I recall a conversation with a friend a little while back. She, as so many of us have during this pandemic, was looking for a new hobby. Basketball had always piqued her interest, so she had decided to put on a game that night.
Naturally, as a Toronto native, she had chosen the Toronto Raptors game against the Miami Heat — which resulted in a Raptors loss and an unusual feeling of disappointment for her. Yet, it struck me that her initial message as she put the broadcast on was that she didn’t think the game was going to be exciting because there was no audience.
She was right. Even as someone who seldom spectated or partook in sport, she understood the significance of an arena packed to the rafters with fans.
Since the advent of COVID-19, sports arenas and stadiums have been operating at a fraction of normal capacity — if accommodating audiences at all. To the credit of the various leagues and associations, most did try to substitute the lack of fans with some pre-recorded cheering audio — which I found to be adequate at best and incredibly fake and distracting at worst.
Truly, no pre-recorded fan noise could replace the “oohs” and “ahs” that would have erupted when Ryan Garcia landed a flurry of punches on Luke Campbell on January 2 or when Dustin Poirier knocked out Conor McGregor on January 23. Pandemonium would have ensued at the Scotiabank Saddledome when Jake Muzzin flicked that puck at Matthew Tkachuk’s chest on January 26. And the Philadelphia faithful would have made enough noise to shake the stadium when Tobias Harris sank that game-winning shot over the good defense from Alex Caruso on January 27.
These are just a few great recent moments I watched where a fan presence would be like trying to put out a fire with gasoline.

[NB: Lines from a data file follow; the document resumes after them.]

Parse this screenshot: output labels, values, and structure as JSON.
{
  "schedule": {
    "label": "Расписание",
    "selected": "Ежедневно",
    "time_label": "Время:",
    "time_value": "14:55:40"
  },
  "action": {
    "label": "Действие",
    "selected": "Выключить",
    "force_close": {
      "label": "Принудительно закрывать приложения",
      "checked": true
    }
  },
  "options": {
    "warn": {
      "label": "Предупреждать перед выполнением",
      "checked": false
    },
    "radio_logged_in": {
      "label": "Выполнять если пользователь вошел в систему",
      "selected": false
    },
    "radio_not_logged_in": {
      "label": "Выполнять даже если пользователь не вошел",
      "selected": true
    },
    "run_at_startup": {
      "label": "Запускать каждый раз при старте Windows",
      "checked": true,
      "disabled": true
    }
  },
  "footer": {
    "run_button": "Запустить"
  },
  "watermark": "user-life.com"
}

On February 7, we’ll see the Tampa Bay Buccaneers take on the Kansas City Chiefs in Super Bowl LV. One of the biggest television events of the year and its much-awaited half-time show will be performed in a stadium at only around a third of its capacity for the first time in its history — though 7,500 of the seats will be free for vaccinated health care workers, which is a nice gesture in these trying times.
Arguably, the biggest televised sporting event in North America should prove a great barometer for just how different the fan experience has been and will be for the foreseeable future.
To be fair, as with everything, one eventually gets used to the synthetic fan noises for better or worse. One may even say that it is a privilege to be able to watch the sports we love despite the circumstances, which is true.
Still, I can’t help but feel that the empty stadiums have left a void bigger than the empty bleacher seats. During the Raptors’ championship run in 2019, I remember my first instinct as a person who loved the game was to be defensive when people who hadn’t been fans before the win came out of the woodwork for a winning team. I am happy to admit that feeling passed when I saw the parades and celebrations all over the country, which made me realize that sports are at their best when they’re bringing people together.
We must patiently wait for when sports and its fans are reunited — when it is at its very finest once again.